Extracted records

▬▬▬▬▬▬

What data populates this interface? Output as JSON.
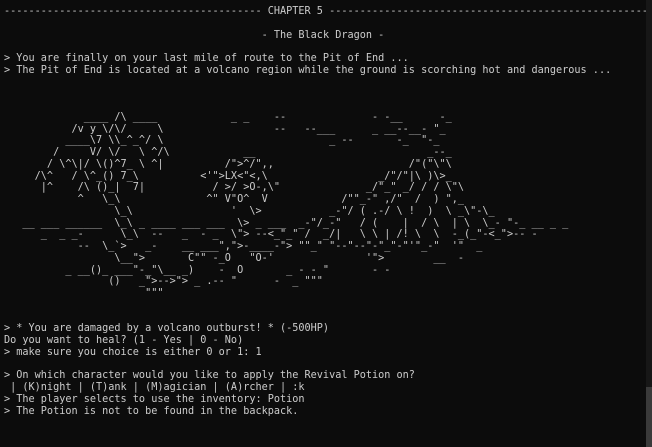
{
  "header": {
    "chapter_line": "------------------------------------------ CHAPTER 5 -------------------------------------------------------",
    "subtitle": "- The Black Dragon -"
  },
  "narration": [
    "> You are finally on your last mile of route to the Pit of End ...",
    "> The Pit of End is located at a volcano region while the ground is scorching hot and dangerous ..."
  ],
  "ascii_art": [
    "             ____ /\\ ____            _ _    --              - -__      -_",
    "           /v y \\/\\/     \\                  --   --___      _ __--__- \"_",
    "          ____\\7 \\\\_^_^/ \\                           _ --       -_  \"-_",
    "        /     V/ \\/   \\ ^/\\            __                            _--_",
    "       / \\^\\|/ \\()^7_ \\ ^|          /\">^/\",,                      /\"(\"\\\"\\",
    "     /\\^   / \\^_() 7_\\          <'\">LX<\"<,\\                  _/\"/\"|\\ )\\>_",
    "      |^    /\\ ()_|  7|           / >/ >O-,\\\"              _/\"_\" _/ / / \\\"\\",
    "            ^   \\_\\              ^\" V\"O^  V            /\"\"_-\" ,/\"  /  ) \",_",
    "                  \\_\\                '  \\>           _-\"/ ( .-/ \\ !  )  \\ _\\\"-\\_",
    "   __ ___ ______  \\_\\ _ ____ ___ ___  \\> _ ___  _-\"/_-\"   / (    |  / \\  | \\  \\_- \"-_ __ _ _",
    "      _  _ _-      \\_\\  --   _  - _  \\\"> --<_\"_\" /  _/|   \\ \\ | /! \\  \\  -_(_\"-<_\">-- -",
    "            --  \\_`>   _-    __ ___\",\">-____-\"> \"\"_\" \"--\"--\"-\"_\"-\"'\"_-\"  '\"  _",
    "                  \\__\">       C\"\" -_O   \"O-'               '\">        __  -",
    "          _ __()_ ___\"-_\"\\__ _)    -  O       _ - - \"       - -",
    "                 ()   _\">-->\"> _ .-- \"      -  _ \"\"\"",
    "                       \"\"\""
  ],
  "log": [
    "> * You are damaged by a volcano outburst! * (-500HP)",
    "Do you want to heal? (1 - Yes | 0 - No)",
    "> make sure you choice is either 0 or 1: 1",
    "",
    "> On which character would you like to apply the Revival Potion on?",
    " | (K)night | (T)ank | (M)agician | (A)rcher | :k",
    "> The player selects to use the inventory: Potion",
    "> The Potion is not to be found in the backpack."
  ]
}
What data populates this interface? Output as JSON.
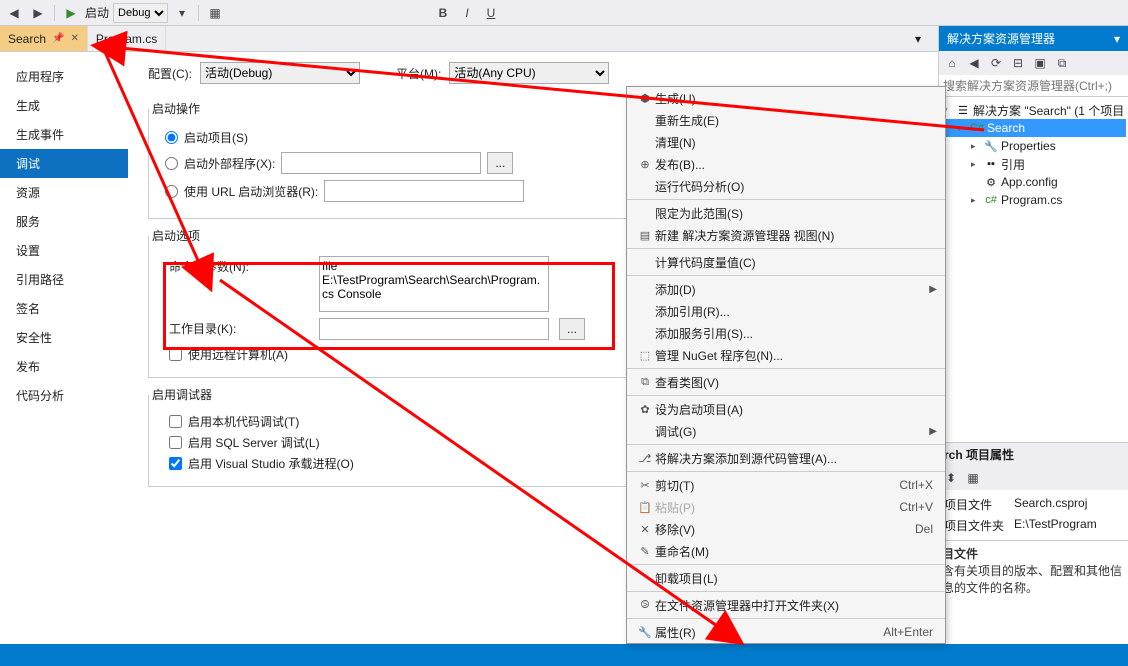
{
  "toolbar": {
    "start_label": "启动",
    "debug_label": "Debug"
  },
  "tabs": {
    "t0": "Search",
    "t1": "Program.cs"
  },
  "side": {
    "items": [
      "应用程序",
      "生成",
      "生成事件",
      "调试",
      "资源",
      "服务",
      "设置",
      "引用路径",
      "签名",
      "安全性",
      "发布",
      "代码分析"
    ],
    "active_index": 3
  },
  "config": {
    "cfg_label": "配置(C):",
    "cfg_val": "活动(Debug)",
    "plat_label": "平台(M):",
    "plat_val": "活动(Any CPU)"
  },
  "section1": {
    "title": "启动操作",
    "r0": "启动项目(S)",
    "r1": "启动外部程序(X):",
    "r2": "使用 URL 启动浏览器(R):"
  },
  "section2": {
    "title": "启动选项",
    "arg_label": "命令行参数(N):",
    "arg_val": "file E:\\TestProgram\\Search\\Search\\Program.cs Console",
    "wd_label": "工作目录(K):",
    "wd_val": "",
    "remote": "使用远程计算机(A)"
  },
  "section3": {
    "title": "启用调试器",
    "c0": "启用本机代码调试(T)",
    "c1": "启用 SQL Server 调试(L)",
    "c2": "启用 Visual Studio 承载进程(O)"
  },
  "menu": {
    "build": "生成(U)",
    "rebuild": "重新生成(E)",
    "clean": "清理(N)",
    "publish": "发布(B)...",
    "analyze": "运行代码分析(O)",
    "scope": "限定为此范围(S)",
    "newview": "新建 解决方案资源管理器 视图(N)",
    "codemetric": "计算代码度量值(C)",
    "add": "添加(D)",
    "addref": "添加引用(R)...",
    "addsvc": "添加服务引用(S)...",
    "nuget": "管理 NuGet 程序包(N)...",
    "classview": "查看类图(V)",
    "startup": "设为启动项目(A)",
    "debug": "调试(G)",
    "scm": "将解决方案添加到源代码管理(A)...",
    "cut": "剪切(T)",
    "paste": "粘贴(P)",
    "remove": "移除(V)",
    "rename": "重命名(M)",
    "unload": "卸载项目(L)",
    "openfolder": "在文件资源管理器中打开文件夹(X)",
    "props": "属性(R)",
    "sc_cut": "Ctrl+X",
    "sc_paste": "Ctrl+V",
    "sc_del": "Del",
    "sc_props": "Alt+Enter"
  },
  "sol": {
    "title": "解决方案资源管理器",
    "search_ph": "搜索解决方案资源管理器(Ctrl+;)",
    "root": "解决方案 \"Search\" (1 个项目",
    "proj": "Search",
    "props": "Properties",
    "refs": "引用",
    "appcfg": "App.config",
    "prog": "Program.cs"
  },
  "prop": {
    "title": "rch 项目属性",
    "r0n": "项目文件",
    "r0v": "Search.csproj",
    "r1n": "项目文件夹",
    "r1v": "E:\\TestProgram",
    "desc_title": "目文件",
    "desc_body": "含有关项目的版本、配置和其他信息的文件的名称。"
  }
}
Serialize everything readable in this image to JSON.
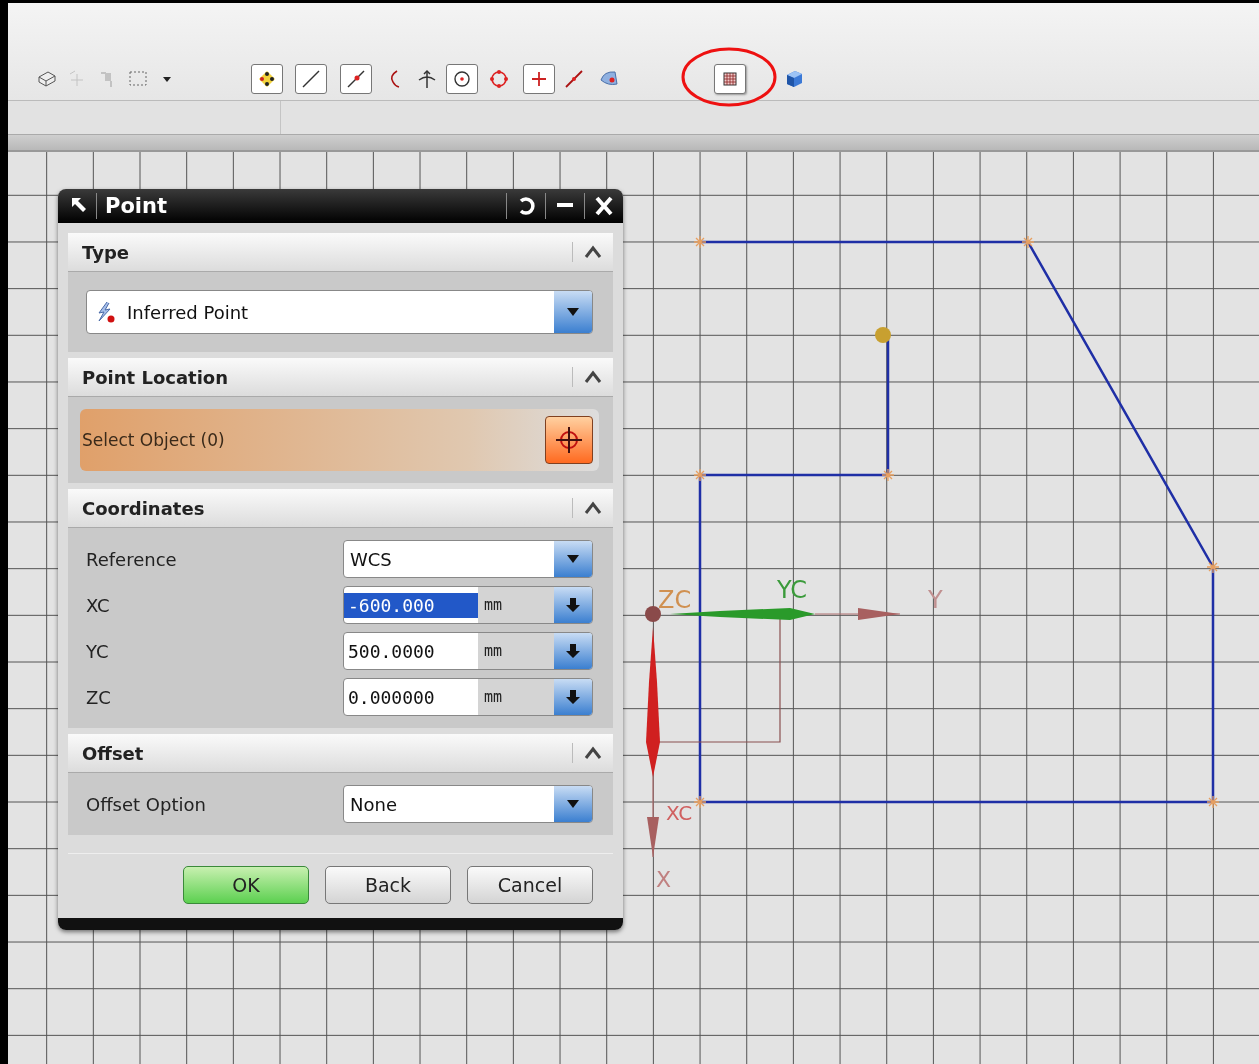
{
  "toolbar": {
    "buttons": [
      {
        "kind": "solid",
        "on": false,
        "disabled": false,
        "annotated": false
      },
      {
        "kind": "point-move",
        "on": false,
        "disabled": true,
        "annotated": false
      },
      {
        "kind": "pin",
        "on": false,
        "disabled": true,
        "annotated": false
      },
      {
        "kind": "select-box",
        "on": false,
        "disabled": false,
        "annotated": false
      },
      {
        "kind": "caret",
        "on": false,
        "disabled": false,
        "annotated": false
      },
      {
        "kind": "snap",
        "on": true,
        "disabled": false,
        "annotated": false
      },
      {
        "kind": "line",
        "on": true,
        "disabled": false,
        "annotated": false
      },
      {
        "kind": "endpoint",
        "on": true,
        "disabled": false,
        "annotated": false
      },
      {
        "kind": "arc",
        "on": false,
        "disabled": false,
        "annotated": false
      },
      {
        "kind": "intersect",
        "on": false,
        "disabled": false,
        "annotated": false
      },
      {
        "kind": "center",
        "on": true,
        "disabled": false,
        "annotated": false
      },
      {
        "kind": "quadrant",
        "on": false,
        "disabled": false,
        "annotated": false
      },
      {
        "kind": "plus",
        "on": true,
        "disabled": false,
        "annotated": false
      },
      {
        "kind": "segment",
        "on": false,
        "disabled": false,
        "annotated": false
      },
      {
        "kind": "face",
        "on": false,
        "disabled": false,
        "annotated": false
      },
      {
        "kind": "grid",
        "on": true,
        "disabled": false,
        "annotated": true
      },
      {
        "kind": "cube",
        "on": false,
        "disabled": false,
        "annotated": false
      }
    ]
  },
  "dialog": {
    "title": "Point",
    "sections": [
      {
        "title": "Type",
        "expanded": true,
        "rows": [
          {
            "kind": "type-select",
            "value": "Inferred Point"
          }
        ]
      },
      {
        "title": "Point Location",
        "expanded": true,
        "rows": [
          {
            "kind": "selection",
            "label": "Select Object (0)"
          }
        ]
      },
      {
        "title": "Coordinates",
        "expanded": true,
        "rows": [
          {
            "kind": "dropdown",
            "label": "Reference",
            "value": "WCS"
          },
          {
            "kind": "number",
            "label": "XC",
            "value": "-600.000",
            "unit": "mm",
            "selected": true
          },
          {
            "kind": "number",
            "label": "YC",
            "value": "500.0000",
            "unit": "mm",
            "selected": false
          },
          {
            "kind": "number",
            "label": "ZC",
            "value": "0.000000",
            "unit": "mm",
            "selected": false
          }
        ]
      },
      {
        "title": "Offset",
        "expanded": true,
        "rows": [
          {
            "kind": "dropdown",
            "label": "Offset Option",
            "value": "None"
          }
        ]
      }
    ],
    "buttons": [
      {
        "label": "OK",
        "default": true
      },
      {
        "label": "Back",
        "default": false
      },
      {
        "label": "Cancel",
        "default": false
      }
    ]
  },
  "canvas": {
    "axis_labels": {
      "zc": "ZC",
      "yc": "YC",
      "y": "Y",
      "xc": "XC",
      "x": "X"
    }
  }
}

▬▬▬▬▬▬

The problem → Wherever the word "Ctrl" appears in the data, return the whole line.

Written solution →
    "sc_cut": "Ctrl+X",
    "sc_paste": "Ctrl+V",
    "search_ph": "搜索解决方案资源管理器(Ctrl+;)",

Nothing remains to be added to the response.